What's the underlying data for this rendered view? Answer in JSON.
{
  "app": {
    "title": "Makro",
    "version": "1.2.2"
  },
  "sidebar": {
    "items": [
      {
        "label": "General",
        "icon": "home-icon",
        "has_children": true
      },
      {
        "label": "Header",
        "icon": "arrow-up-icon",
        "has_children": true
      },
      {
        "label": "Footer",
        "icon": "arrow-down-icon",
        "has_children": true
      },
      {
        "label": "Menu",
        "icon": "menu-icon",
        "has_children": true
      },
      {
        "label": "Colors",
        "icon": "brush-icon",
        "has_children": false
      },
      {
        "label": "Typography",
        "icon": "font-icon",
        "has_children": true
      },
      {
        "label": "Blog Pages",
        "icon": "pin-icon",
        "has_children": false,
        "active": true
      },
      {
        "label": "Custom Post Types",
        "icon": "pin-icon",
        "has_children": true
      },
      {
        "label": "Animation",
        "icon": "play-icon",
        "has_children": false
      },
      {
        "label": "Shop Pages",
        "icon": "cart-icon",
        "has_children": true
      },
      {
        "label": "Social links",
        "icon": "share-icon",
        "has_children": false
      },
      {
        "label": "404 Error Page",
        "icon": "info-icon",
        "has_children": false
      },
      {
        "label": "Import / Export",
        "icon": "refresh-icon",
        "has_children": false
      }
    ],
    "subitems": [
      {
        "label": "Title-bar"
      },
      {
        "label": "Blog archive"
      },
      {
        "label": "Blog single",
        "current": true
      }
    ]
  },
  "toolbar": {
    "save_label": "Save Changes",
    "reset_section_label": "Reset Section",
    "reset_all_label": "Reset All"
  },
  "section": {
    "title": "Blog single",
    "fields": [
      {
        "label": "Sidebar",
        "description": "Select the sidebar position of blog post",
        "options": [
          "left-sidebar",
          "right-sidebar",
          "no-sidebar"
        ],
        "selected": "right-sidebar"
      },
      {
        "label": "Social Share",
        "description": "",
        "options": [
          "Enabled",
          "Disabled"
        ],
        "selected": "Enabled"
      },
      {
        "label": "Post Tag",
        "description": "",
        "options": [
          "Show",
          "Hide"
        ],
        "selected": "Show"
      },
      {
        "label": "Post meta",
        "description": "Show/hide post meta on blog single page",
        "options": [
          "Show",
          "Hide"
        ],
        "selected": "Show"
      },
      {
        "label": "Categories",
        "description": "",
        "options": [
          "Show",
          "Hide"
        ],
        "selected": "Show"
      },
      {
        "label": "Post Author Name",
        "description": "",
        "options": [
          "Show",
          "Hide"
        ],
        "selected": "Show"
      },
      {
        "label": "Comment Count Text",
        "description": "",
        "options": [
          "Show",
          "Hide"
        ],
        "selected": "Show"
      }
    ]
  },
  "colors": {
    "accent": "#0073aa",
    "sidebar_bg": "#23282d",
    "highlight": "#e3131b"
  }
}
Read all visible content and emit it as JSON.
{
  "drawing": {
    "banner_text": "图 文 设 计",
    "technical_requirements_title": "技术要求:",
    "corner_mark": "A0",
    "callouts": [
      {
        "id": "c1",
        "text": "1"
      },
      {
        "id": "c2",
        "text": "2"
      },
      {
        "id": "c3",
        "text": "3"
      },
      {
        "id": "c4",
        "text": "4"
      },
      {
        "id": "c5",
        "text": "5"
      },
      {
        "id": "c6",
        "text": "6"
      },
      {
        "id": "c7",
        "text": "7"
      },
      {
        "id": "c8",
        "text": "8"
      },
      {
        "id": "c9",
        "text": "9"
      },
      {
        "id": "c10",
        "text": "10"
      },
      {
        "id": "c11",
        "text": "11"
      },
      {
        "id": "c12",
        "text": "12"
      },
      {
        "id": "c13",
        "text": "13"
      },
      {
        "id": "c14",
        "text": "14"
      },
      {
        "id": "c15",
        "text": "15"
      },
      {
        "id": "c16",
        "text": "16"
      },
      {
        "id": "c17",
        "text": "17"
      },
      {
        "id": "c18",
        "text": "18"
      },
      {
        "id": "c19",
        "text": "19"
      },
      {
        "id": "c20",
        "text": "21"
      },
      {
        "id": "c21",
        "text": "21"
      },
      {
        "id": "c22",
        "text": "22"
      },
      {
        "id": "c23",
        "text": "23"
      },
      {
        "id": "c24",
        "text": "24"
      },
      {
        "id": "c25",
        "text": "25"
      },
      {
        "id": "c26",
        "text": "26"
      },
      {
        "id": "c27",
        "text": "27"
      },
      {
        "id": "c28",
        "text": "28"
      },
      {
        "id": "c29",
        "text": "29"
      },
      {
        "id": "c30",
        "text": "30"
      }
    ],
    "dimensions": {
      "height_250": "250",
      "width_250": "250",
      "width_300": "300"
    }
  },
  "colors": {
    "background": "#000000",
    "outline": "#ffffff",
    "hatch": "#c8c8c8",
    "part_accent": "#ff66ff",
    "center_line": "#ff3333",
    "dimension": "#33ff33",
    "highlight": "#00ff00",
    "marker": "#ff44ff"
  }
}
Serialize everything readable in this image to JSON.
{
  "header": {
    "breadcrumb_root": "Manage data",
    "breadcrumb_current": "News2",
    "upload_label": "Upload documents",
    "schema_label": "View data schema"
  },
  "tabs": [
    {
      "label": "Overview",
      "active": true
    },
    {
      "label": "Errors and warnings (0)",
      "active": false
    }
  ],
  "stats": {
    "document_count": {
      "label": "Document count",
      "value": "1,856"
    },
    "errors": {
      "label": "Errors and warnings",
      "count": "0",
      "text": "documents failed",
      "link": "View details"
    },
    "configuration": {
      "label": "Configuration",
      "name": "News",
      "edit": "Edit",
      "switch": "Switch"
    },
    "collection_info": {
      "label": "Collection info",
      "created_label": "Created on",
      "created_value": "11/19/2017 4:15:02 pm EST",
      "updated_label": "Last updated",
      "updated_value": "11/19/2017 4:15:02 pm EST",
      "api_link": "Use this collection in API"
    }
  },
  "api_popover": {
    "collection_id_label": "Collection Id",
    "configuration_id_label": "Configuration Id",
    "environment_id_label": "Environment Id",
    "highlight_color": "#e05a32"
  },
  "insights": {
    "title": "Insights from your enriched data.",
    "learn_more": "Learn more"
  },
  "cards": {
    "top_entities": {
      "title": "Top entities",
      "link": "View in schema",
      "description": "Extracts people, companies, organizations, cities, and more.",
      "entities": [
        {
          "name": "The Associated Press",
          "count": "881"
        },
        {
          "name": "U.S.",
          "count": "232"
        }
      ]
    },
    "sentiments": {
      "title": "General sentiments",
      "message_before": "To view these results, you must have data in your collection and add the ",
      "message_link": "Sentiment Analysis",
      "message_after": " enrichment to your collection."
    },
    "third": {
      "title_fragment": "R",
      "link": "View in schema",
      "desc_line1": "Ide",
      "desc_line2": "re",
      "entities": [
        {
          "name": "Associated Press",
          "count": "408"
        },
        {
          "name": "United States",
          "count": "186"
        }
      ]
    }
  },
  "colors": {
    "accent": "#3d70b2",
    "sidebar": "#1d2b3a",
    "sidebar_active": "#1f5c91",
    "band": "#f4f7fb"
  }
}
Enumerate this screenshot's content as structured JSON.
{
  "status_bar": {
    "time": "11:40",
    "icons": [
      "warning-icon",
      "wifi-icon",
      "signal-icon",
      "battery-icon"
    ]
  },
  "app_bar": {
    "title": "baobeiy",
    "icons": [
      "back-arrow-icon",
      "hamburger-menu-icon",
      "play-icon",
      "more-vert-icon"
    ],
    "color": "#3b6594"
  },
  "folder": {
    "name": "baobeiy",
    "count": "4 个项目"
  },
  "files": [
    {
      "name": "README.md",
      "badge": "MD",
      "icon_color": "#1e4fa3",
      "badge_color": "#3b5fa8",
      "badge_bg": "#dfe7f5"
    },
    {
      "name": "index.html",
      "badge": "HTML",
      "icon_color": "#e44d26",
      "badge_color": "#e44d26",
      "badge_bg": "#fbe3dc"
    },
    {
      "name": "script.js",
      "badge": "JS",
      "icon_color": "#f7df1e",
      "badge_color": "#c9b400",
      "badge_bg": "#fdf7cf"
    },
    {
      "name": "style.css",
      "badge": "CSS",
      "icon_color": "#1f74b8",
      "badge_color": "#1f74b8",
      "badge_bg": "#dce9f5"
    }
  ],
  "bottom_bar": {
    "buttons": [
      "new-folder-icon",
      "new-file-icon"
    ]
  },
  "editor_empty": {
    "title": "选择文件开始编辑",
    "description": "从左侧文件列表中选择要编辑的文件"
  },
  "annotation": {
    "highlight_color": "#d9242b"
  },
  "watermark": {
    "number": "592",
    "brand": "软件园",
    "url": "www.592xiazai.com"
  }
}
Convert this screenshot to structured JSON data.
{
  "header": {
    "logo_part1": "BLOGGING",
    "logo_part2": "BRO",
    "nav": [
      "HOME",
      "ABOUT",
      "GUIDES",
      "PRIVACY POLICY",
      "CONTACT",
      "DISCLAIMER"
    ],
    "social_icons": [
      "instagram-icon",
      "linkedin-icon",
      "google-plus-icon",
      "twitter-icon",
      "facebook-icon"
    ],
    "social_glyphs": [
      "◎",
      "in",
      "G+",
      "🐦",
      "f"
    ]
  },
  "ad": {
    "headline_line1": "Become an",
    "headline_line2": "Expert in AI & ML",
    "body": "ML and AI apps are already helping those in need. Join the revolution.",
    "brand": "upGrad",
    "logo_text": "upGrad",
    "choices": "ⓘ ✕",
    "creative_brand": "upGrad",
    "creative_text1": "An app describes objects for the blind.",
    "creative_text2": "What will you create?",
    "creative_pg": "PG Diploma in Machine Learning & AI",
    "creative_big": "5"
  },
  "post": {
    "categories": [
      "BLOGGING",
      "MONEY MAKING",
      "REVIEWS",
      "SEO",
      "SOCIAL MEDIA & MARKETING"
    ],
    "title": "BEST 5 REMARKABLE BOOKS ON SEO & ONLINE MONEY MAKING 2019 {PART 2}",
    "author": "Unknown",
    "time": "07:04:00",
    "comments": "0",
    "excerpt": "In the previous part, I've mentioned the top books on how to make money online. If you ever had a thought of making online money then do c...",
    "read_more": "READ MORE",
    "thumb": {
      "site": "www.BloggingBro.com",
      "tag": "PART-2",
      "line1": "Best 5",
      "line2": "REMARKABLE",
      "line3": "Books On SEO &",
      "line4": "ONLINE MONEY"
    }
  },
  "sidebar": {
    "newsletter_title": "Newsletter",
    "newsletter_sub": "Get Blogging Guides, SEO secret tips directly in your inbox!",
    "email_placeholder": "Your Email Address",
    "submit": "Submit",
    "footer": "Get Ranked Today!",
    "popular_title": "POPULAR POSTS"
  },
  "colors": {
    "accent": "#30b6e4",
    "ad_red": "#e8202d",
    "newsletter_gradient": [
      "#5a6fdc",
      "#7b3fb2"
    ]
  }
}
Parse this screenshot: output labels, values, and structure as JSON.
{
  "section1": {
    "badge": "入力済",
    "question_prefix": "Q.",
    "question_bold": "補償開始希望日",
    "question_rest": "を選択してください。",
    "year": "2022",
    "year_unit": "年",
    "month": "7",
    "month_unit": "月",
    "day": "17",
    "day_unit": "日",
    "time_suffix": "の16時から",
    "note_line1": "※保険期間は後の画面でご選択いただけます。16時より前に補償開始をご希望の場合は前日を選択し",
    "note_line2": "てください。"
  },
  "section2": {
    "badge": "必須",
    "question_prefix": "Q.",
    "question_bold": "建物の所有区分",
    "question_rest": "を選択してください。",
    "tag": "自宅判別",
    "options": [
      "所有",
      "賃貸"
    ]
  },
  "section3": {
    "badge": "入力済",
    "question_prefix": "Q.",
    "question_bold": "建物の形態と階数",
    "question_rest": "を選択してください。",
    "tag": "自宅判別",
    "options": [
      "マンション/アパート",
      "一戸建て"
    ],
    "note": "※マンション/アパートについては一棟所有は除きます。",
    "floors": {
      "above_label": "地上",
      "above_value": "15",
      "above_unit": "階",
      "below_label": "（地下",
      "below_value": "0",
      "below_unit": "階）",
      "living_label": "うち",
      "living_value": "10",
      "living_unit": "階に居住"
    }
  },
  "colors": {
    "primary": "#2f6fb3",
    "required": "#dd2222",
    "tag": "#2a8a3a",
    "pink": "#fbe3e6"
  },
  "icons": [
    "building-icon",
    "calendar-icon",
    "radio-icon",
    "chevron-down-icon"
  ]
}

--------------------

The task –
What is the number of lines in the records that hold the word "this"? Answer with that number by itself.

Task output –
6